crow over To exult over a victory or accomplishment; to boast or vaunt. The allusion is to a gamecock’s exultant crowing after defeating an opponent. This expression dates from 1588.

Dutch courage See BRAVERY.

geneva courage See BRAVERY.

ThesaurusAntonymsRelated WordsSynonymsLegend:
Noun1.boasting - speaking of yourself in superlatives
speech act - the use of language to perform some act
crowing, gasconade, line-shooting, vaporing, brag, bragging, crow - an instance of boastful talk; "his brag is worse than his fight"; "whenever he won we were exposed to his gasconade"
braggadocio, rhodomontade, rodomontade, bluster - vain and empty boasting
vaunt - extravagant self-praise
self-assertion - the act of putting forth your own opinions in a boastful or inconsiderate manner that implies you feel superior to others
Translations
تَفاخُر، تَبَجُّح
chlubení
pralen
grobb, gort
kendini methetmeövünme

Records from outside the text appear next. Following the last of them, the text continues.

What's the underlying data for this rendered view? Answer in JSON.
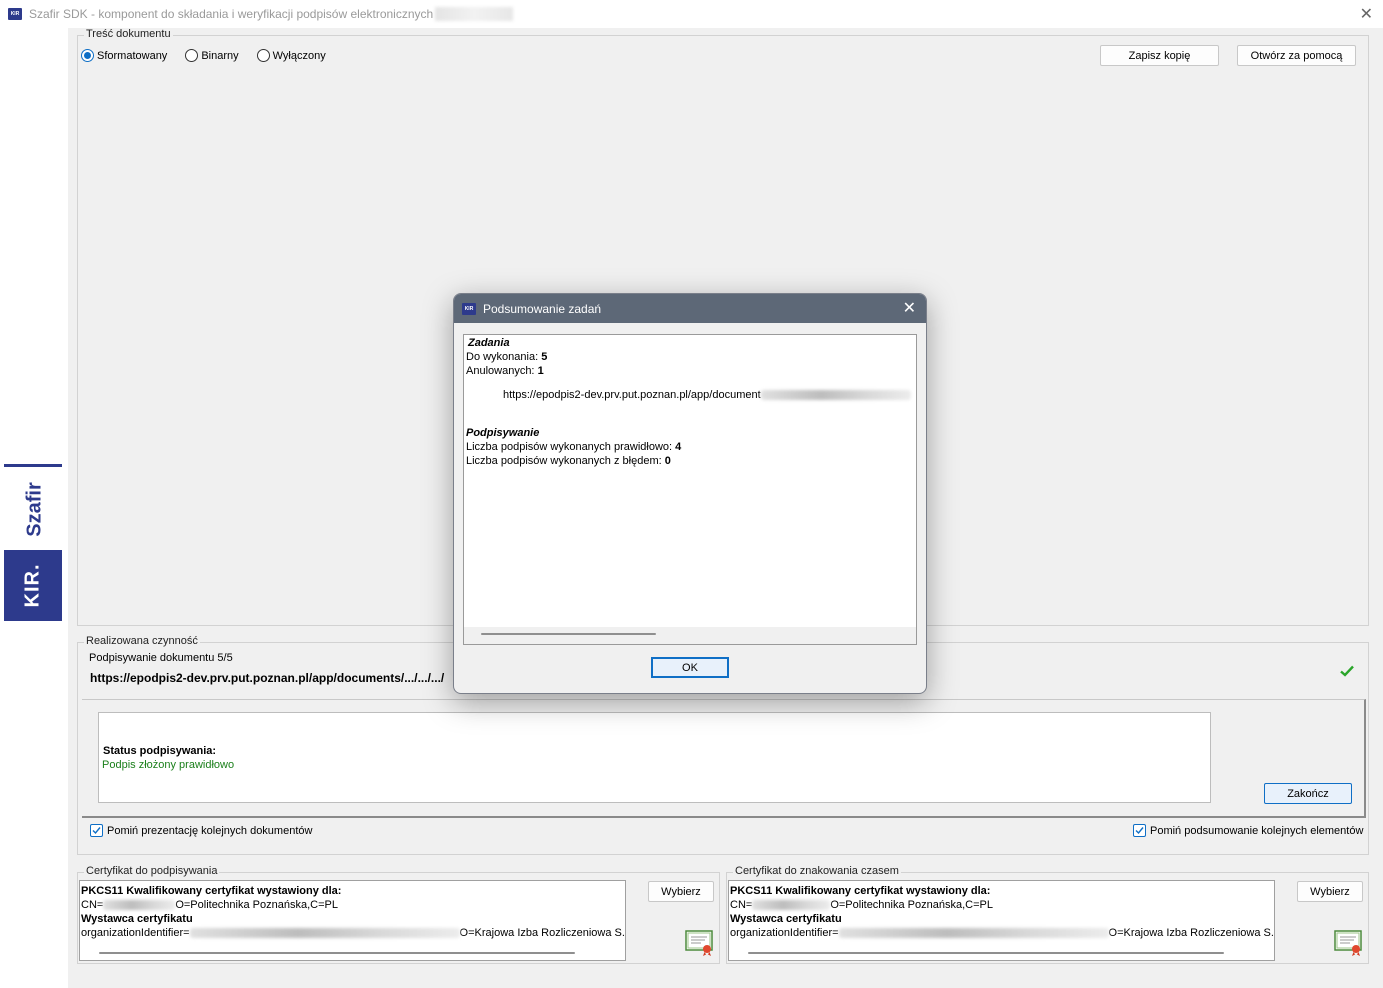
{
  "window": {
    "title": "Szafir SDK - komponent do składania i weryfikacji podpisów elektronicznych",
    "close_glyph": "✕"
  },
  "brand": {
    "name": "Szafir",
    "company": "KIR.",
    "icon_text": "KIR",
    "color": "#2d3a8c"
  },
  "document_content": {
    "legend": "Treść dokumentu",
    "radio_options": [
      {
        "label": "Sformatowany",
        "selected": true
      },
      {
        "label": "Binarny",
        "selected": false
      },
      {
        "label": "Wyłączony",
        "selected": false
      }
    ],
    "save_copy_label": "Zapisz kopię",
    "open_with_label": "Otwórz za pomocą"
  },
  "current_action": {
    "legend": "Realizowana czynność",
    "step_text": "Podpisywanie dokumentu 5/5",
    "url": "https://epodpis2-dev.prv.put.poznan.pl/app/documents/.../.../.../"
  },
  "status": {
    "heading": "Status podpisywania:",
    "message": "Podpis złożony prawidłowo",
    "message_color": "#1a7f1a",
    "finish_label": "Zakończ"
  },
  "options": {
    "skip_presentation": {
      "label": "Pomiń prezentację kolejnych dokumentów",
      "checked": true
    },
    "skip_summary": {
      "label": "Pomiń podsumowanie kolejnych elementów",
      "checked": true
    }
  },
  "signing_cert": {
    "legend": "Certyfikat do podpisywania",
    "line1": "PKCS11 Kwalifikowany certyfikat wystawiony dla:",
    "cn_prefix": "CN=",
    "cn_suffix": "O=Politechnika Poznańska,C=PL",
    "issuer_heading": "Wystawca certyfikatu",
    "issuer_prefix": "organizationIdentifier=",
    "issuer_suffix": "O=Krajowa Izba Rozliczeniowa S.A",
    "choose_label": "Wybierz"
  },
  "timestamp_cert": {
    "legend": "Certyfikat do znakowania czasem",
    "line1": "PKCS11 Kwalifikowany certyfikat wystawiony dla:",
    "cn_prefix": "CN=",
    "cn_suffix": "O=Politechnika Poznańska,C=PL",
    "issuer_heading": "Wystawca certyfikatu",
    "issuer_prefix": "organizationIdentifier=",
    "issuer_suffix": "O=Krajowa Izba Rozliczeniowa S.A",
    "choose_label": "Wybierz"
  },
  "dialog": {
    "title": "Podsumowanie zadań",
    "close_glyph": "✕",
    "tasks_heading": "Zadania",
    "to_do_label": "Do wykonania:",
    "to_do_value": "5",
    "cancelled_label": "Anulowanych:",
    "cancelled_value": "1",
    "url": "https://epodpis2-dev.prv.put.poznan.pl/app/document",
    "signing_heading": "Podpisywanie",
    "ok_count_label": "Liczba podpisów wykonanych prawidłowo:",
    "ok_count_value": "4",
    "err_count_label": "Liczba podpisów wykonanych z błędem:",
    "err_count_value": "0",
    "ok_label": "OK"
  }
}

boasting

[ˈbəʊstɪŋ] Njactancia f, fanfarronadas fpl

boasting

nPrahlerei f(about, of mit)

boasting

[ˈbəʊstɪŋ] nvanterie fpl

boast

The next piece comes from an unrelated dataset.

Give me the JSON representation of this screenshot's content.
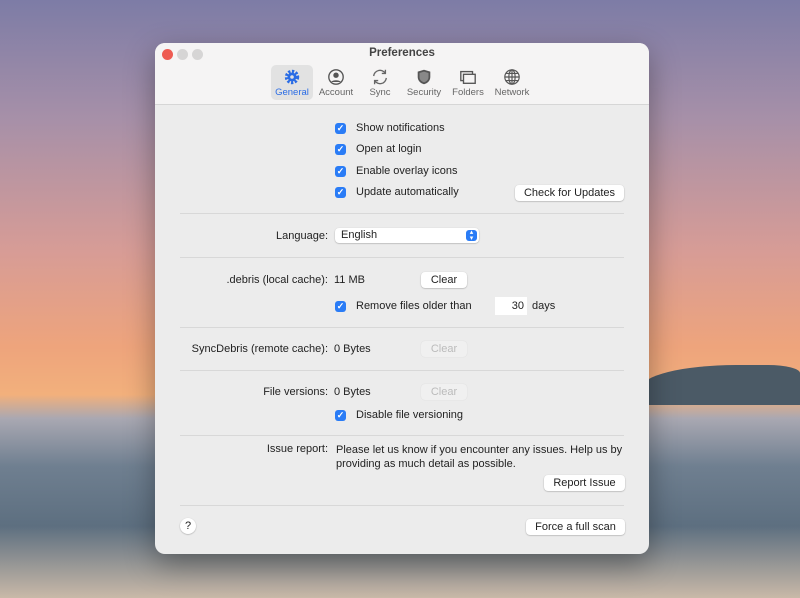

(bəust) verb
to talk with too much pride. He was always boasting about how clever his son was.
noun
the words used in talking proudly about something. His boast is that he has never yet lost a match.
ˈboastful adjective
ˈboastfully adverb
ˈboastfulness noun
ˈboasting noun
References in classic literature ?
A crowd had gathered in front of the barn and before the crowd walked Wesley, prancing up and down boasting.
Though, without boasting, I may say that he has not had as much experience as I have had, thanks to you, Tom, when you helped me find the lost city of Pelone.
They had answered his melancholy and mourning by sympathy and sorrow; his assertions, by gestures of confirmation; and his boasting, with the exultation of savages.
Just at this time the mayor was boasting that he had put an end to gambling and prize fighting in the city; but here a swarm of professional gamblers had leagued themselves with the police to fleece the strikebreakers; and any night, in the big open space in front of Brown's, one might see brawny Negroes stripped to the waist and pounding each other for money, while a howling throng of three or four thousand surged about, men and women, young white girls from the country rubbing elbows with big buck Negroes with daggers in their boots, while rows of woolly heads peered down from every window of the surrounding factories.
As Haley approached, he was boasting, in flourishing style, to Andy, of the evident and eminent success of the operation, now that he had "farly come to it.
Without boasting, I think I may say I am not afraid to stand before a modern French duelist, but as long as I keep in my right mind I will never consent to stand behind one again.
What I started out to ask was only about the old woman that raided the town-- the stoop-shouldered old woman, you know, that you said you were going to catch; and I knew you would, too, because you have the reputation of never boasting, and--well, you--you've caught the old woman?
He could only obtain a promise of their calling at the Park within a day or two, and then left them in amazement at their indifference, to walk home and boast anew of their attractions to the Miss Steeles, as he had been already boasting of the Miss Steeles to them.
Having completed the entry -- and having also shown, by doubling his original estimate on the Debtor side, that Magdalen's easy compliance with his demand on her had not been thrown away on him -- the captain pressed his blotting-paper over the wet ink, and put away the book with the air of a man who had done a virtuous action, and who was above boasting about it.
In England, there was scarcely an amount of order and protection to justify much national boasting.
Well, I have never set up for a man of the world, though sometimes when I have heard the Lovelaces of the day hinting mysteriously at their secret sins or boasting of their florid gallantries, I have remembered the last verse of Suckling's "Ballad of a Wedding," which, no doubt, the reader knows as well as I, and if not, it will increase his acquaintance with our brave old poetry to look it up.
None left but by submission; and that word DISDAIN forbids me, and my dread of shame Among the spirits beneath, whom I seduc'd With other promises and other vaunts Then to submit, boasting I could subdue Th' Omnipotent.